What you need to do
Which lines in the records below contain the word "Experi"? Copy each one.

Given information
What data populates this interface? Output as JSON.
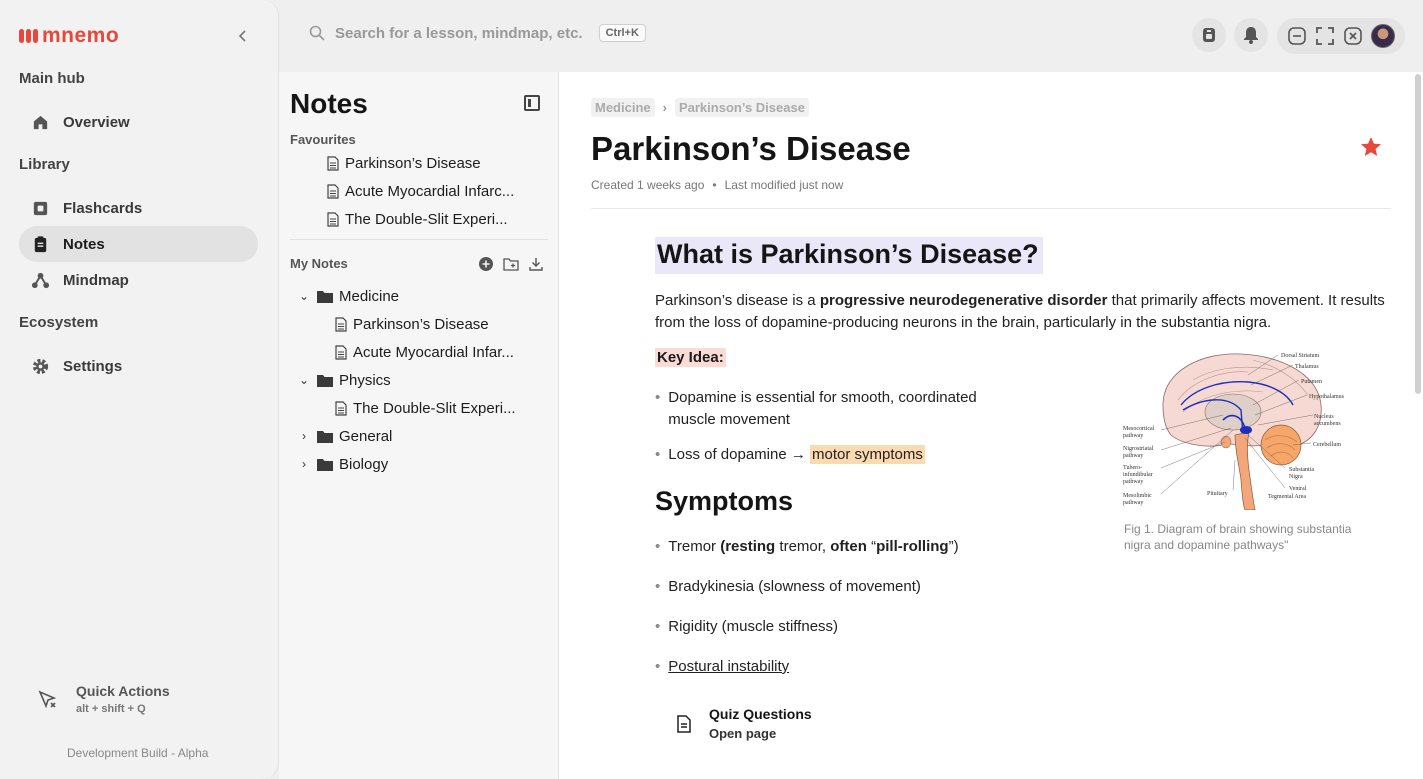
{
  "app": {
    "brand": "mnemo",
    "build": "Development Build - Alpha"
  },
  "sidebar": {
    "sections": [
      {
        "label": "Main hub",
        "items": [
          {
            "label": "Overview",
            "icon": "home-icon"
          }
        ]
      },
      {
        "label": "Library",
        "items": [
          {
            "label": "Flashcards",
            "icon": "flashcard-icon"
          },
          {
            "label": "Notes",
            "icon": "clipboard-icon",
            "active": true
          },
          {
            "label": "Mindmap",
            "icon": "mindmap-icon"
          }
        ]
      },
      {
        "label": "Ecosystem",
        "items": [
          {
            "label": "Settings",
            "icon": "gear-icon"
          }
        ]
      }
    ],
    "quick_actions": {
      "title": "Quick Actions",
      "shortcut": "alt + shift + Q"
    }
  },
  "topbar": {
    "search_placeholder": "Search for a lesson, mindmap, etc.",
    "search_shortcut": "Ctrl+K"
  },
  "notes_panel": {
    "title": "Notes",
    "favourites_label": "Favourites",
    "favourites": [
      "Parkinson’s Disease",
      "Acute Myocardial Infarc...",
      "The Double-Slit Experi..."
    ],
    "my_notes_label": "My Notes",
    "tree": [
      {
        "type": "folder",
        "label": "Medicine",
        "expanded": true
      },
      {
        "type": "note",
        "label": "Parkinson’s Disease"
      },
      {
        "type": "note",
        "label": "Acute Myocardial Infar..."
      },
      {
        "type": "folder",
        "label": "Physics",
        "expanded": true
      },
      {
        "type": "note",
        "label": "The Double-Slit Experi..."
      },
      {
        "type": "folder",
        "label": "General",
        "expanded": false
      },
      {
        "type": "folder",
        "label": "Biology",
        "expanded": false
      }
    ]
  },
  "document": {
    "breadcrumbs": [
      "Medicine",
      "Parkinson’s Disease"
    ],
    "title": "Parkinson’s Disease",
    "created": "Created 1 weeks ago",
    "modified": "Last modified just now",
    "heading1": "What is Parkinson’s Disease?",
    "intro_pre": "Parkinson’s disease is a ",
    "intro_bold": "progressive neurodegenerative disorder",
    "intro_post": " that primarily affects movement. It results from the loss of dopamine-producing neurons in the brain, particularly in the substantia nigra.",
    "key_idea": "Key Idea:",
    "key_bullets": {
      "b1": "Dopamine is essential for smooth, coordinated muscle movement",
      "b2_pre": "Loss of dopamine → ",
      "b2_hl": "motor symptoms"
    },
    "heading2": "Symptoms",
    "symptoms": {
      "s1_a": "Tremor ",
      "s1_b": "(resting",
      "s1_c": " tremor, ",
      "s1_d": "often",
      "s1_e": " “",
      "s1_f": "pill-rolling",
      "s1_g": "”)",
      "s2": "Bradykinesia (slowness of movement)",
      "s3": "Rigidity (muscle stiffness)",
      "s4": "Postural instability"
    },
    "quiz": {
      "title": "Quiz Questions",
      "subtitle": "Open page"
    },
    "figure_caption": "Fig 1. Diagram of brain showing substantia nigra and dopamine pathways\"",
    "figure_labels": {
      "dorsal_striatum": "Dorsal Striatum",
      "thalamus": "Thalamus",
      "putamen": "Putamen",
      "hypothalamus": "Hypothalamus",
      "nucleus": "Nucleus",
      "accumbens": "accumbens",
      "cerebellum": "Cerebellum",
      "mesocortical": "Mesocortical",
      "mesocortical2": "pathway",
      "nigrostriatal": "Nigrostriatal",
      "nigrostriatal2": "pathway",
      "tubero": "Tubero-",
      "tubero2": "infundibular",
      "tubero3": "pathway",
      "mesolimbic": "Mesolimbic",
      "mesolimbic2": "pathway",
      "pituitary": "Pituitary",
      "substantia": "Substantia",
      "nigra": "Nigra",
      "ventral": "Ventral",
      "tegmental": "Tegmental Area"
    }
  },
  "colors": {
    "brand": "#e8483b",
    "heading_highlight": "#e9e7f8",
    "key_highlight": "#fadbd5",
    "motor_highlight": "#fbd9b1",
    "star": "#e8483b"
  }
}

Answer to the exercise
      "The Double-Slit Experi..."
        "label": "The Double-Slit Experi..."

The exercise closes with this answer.